The Vatican is taking the extraordinary step of opening up part of its secret archives in an effort to counter charges that it did too little to stop the Nazi persecution of Jews. International scholars will have access to millions of documents on the Vatican's relations with pre-war Germany.

The documents being made available to scholars starting Saturday will include the period from 1922 to 1939, when Eugenio Pacelli, who later became the wartime pope, Pius XII, was Vatican ambassador in Berlin.

There will also be Vatican files kept by the secretary of state on its relations with states. But missing are documents from 1931-1934 from the papal nuncio's palace in Berlin, which were almost entirely destroyed by allied bombing in 1945.
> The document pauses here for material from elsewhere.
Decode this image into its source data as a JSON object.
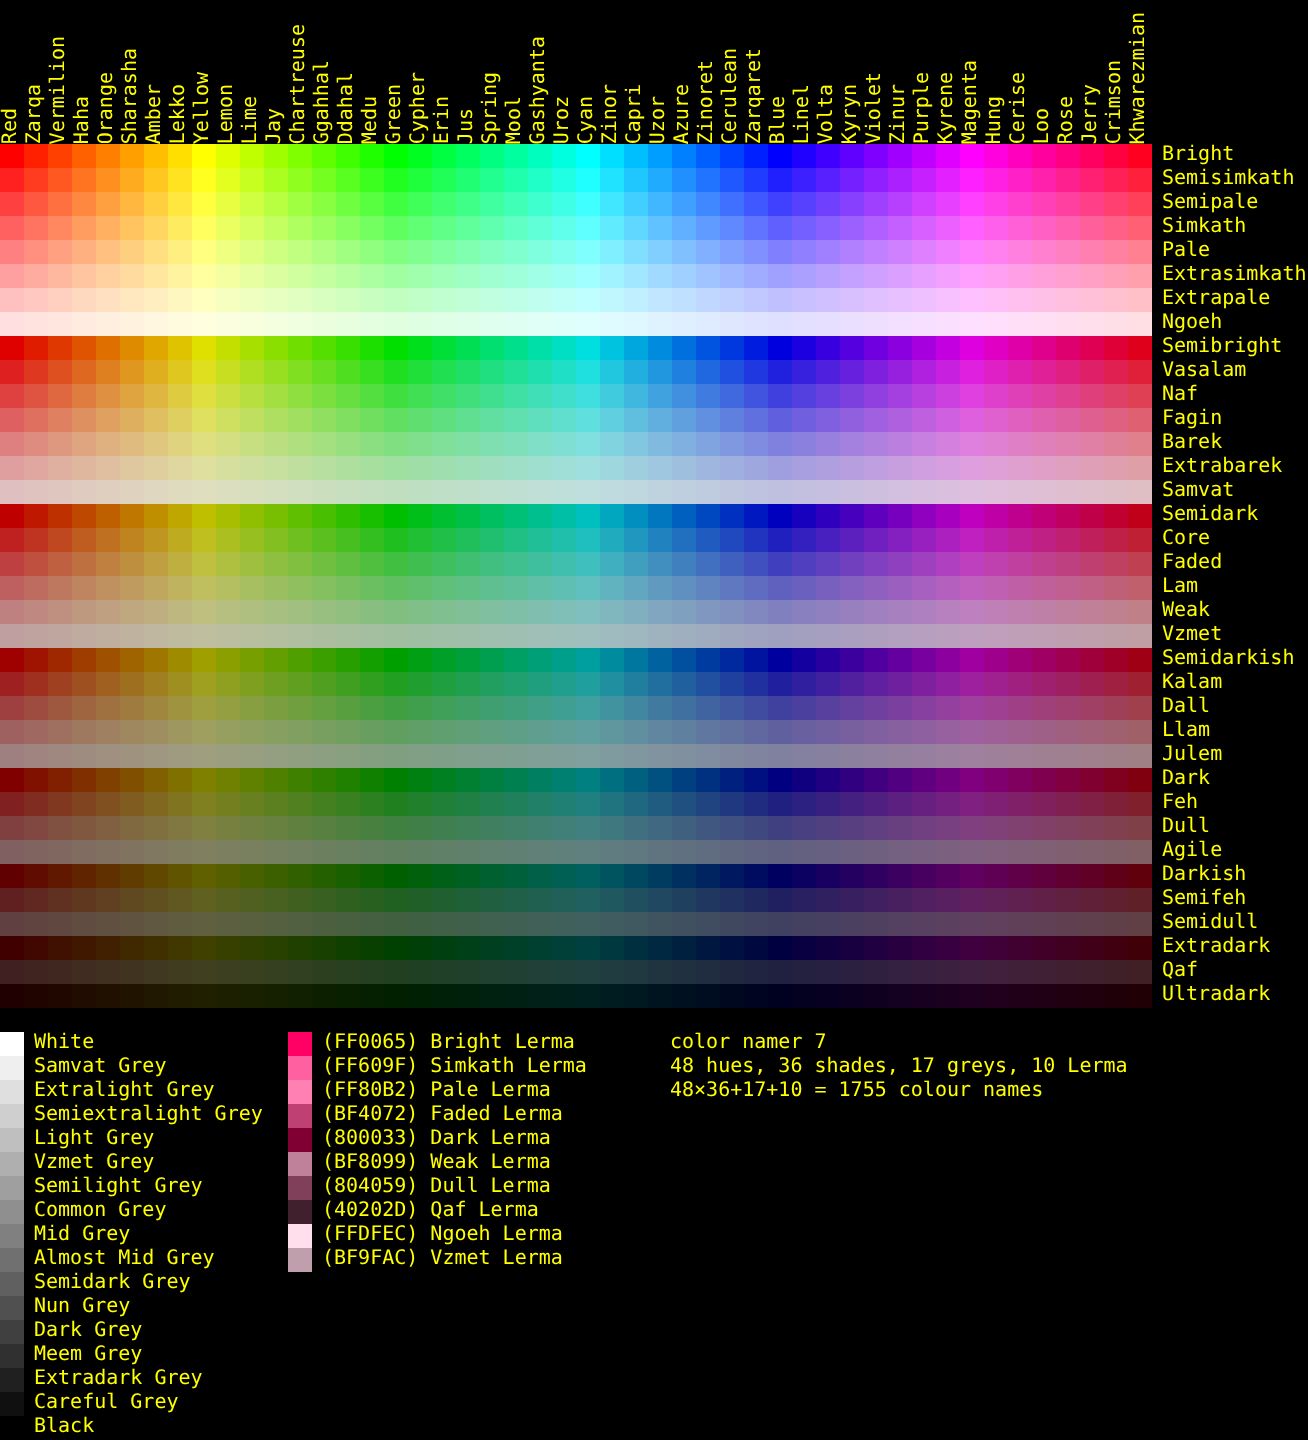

The Vatican's decision to give access to scholars follows criticism that Pope Pius, who served as pontiff from 1939-58, did too little to stop the persecution of Jews.
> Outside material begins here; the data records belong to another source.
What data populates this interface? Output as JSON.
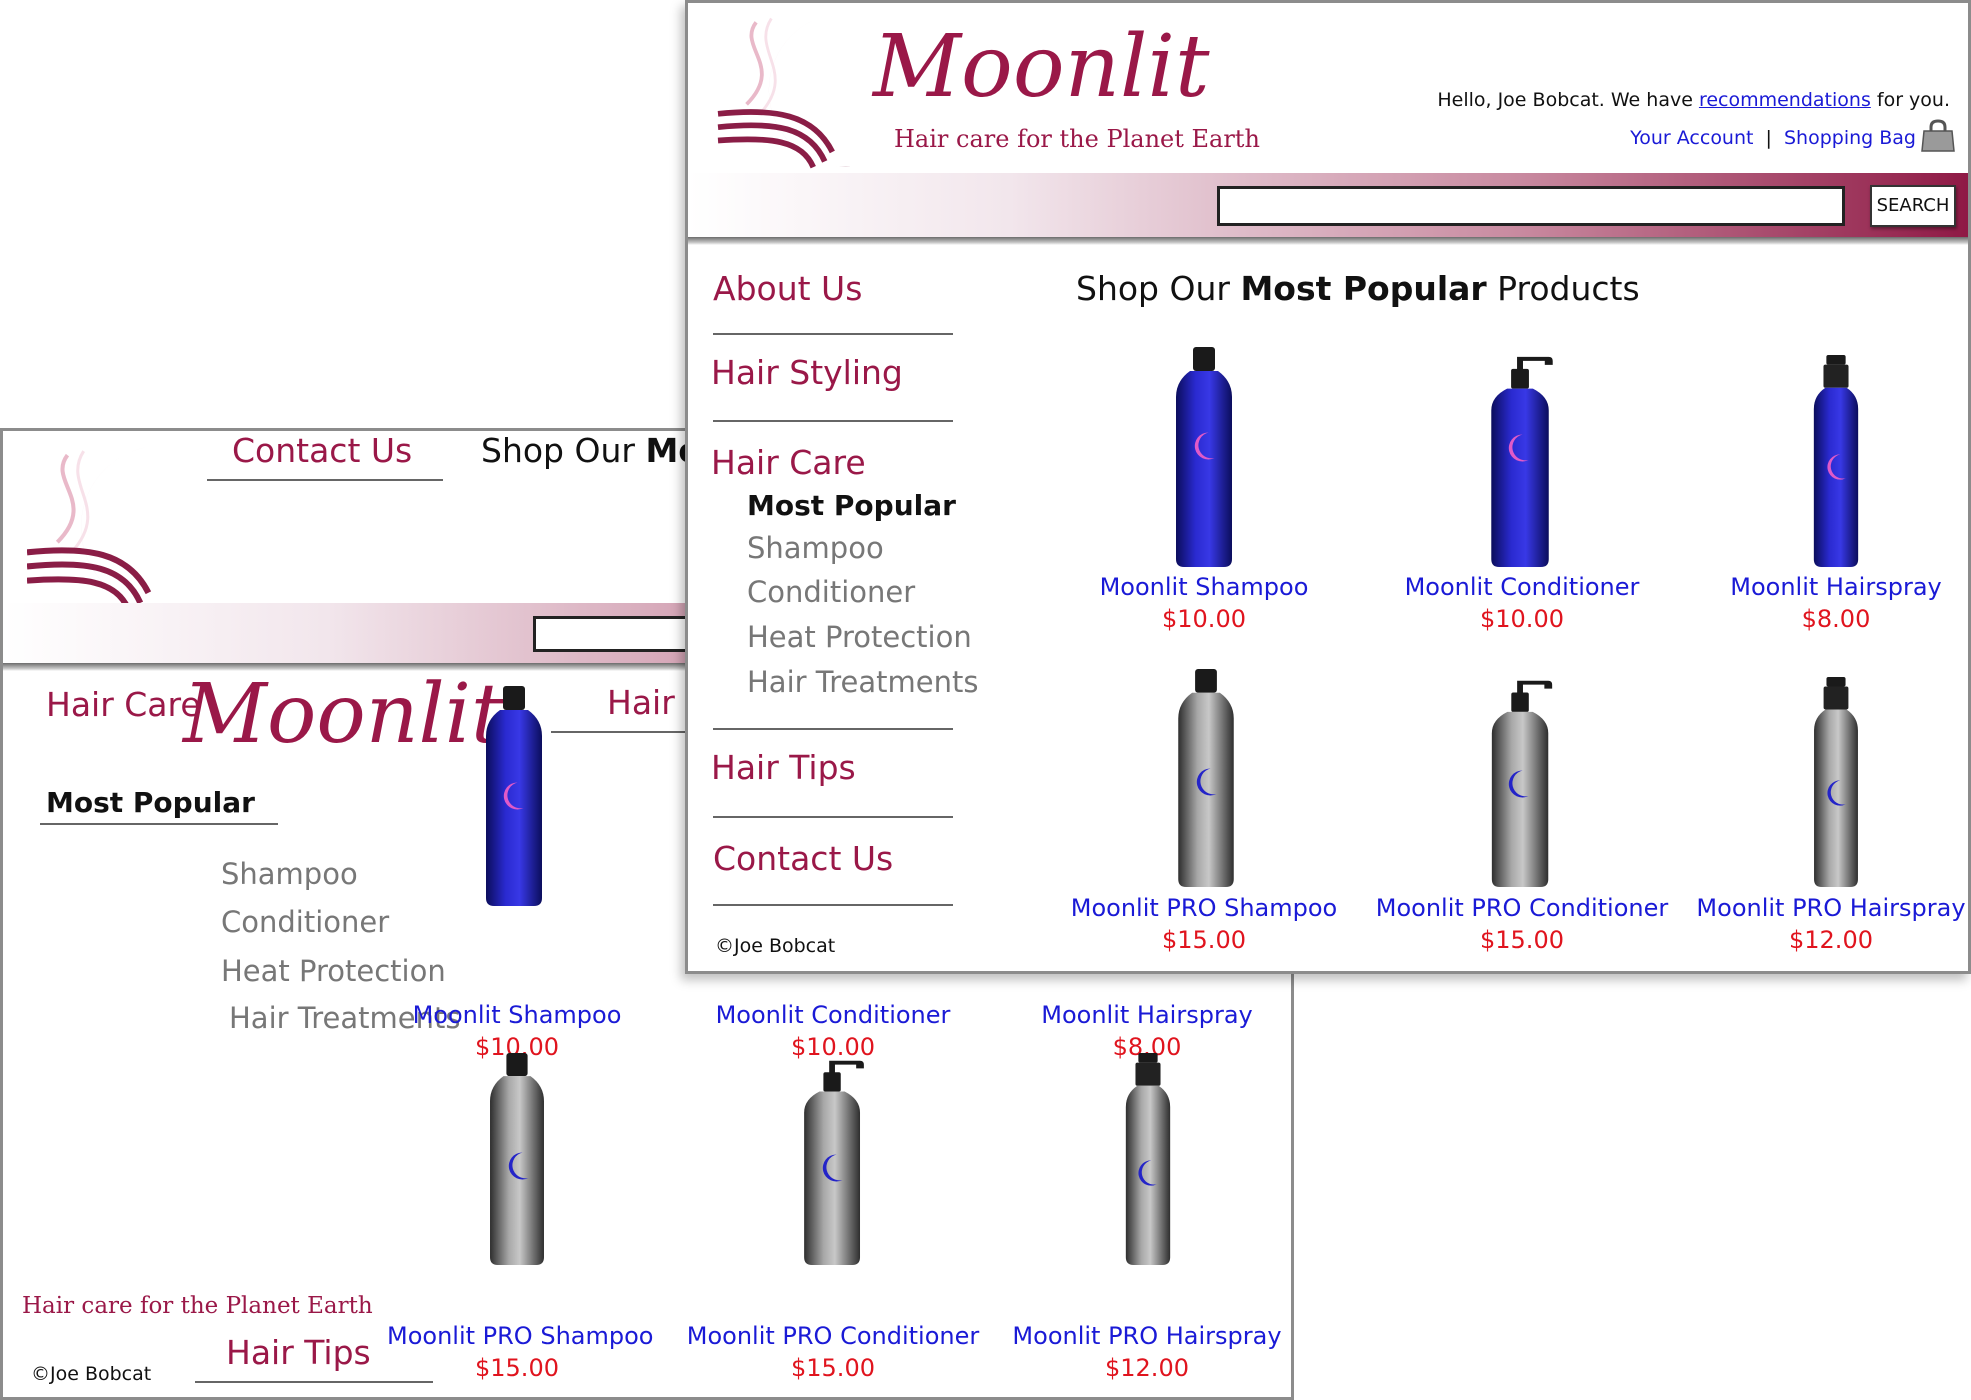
{
  "brand": {
    "name": "Moonlit",
    "tagline": "Hair care for the Planet Earth",
    "colors": {
      "maroon": "#9a1848",
      "link_blue": "#1a1ad6",
      "price_red": "#e0141e"
    }
  },
  "back_window": {
    "nav": {
      "contact": "Contact Us",
      "hair_care": "Hair Care",
      "hair_styling_partial": "Hair S",
      "most_popular": "Most Popular",
      "subs": [
        "Shampoo",
        "Conditioner",
        "Heat Protection",
        "Hair Treatments"
      ],
      "hair_tips": "Hair Tips"
    },
    "heading_prefix": "Shop Our ",
    "heading_bold_partial": "Mos",
    "logo_text": "Moonlit",
    "tagline": "Hair care for the Planet Earth",
    "copyright": "©Joe Bobcat",
    "products": [
      {
        "name": "Moonlit Shampoo",
        "price": "$10.00"
      },
      {
        "name": "Moonlit Conditioner",
        "price": "$10.00"
      },
      {
        "name": "Moonlit Hairspray",
        "price": "$8.00"
      },
      {
        "name": "Moonlit PRO Shampoo",
        "price": "$15.00"
      },
      {
        "name": "Moonlit PRO Conditioner",
        "price": "$15.00"
      },
      {
        "name": "Moonlit PRO Hairspray",
        "price": "$12.00"
      }
    ]
  },
  "front_window": {
    "header": {
      "greeting_prefix": "Hello, Joe Bobcat. We have ",
      "recommendations_link": "recommendations",
      "greeting_suffix": " for you.",
      "your_account": "Your Account",
      "separator": "|",
      "shopping_bag": "Shopping Bag",
      "search_value": "",
      "search_button": "SEARCH"
    },
    "sidebar": {
      "about": "About Us",
      "hair_styling": "Hair Styling",
      "hair_care": "Hair Care",
      "most_popular": "Most Popular",
      "subs": [
        "Shampoo",
        "Conditioner",
        "Heat Protection",
        "Hair Treatments"
      ],
      "hair_tips": "Hair Tips",
      "contact": "Contact Us",
      "copyright": "©Joe Bobcat"
    },
    "heading": {
      "prefix": "Shop Our ",
      "bold": "Most Popular",
      "suffix": " Products"
    },
    "products": [
      {
        "name": "Moonlit Shampoo",
        "price": "$10.00",
        "label": "Shampoo"
      },
      {
        "name": "Moonlit Conditioner",
        "price": "$10.00",
        "label": "Conditioner"
      },
      {
        "name": "Moonlit Hairspray",
        "price": "$8.00",
        "label": "Hairspray"
      },
      {
        "name": "Moonlit PRO Shampoo",
        "price": "$15.00",
        "label": "Shampoo"
      },
      {
        "name": "Moonlit PRO Conditioner",
        "price": "$15.00",
        "label": "Conditioner"
      },
      {
        "name": "Moonlit PRO Hairspray",
        "price": "$12.00",
        "label": "Hairspray"
      }
    ]
  }
}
Pius XII has often been portrayed as an anti-Semite who failed to use his power to speak out against the extermination of Jews. But Pope John Paul II would like to beatify Pius, and the Vatican's position is that the wartime pope did all he could to save the lives of Jews.

The Vatican says Pius did not take more public actions for fear of further endangering Jews and Catholics in Nazi-occupied countries.

Jewish leaders say they are pleased at the move to make these documents available, but they have urged the Vatican to open wartime files as well. The chief archivist of the Holy See says he doesn't expect any "shocking revelations" to emerge from the documents.

Catholic and Jewish scholars say they could answer some outstanding questions about the policies that shaped Pius's papacy and what the Vatican knew about anti-Semitism in Europe before the war.

Also being opened to researchers starting Saturday are archives from the Vatican's Congregation of the Doctrine of the Faith. These could shed light on the ideological climate in Europe at the time. They are documents on the Vatican's views on racism, fascism and Nazism.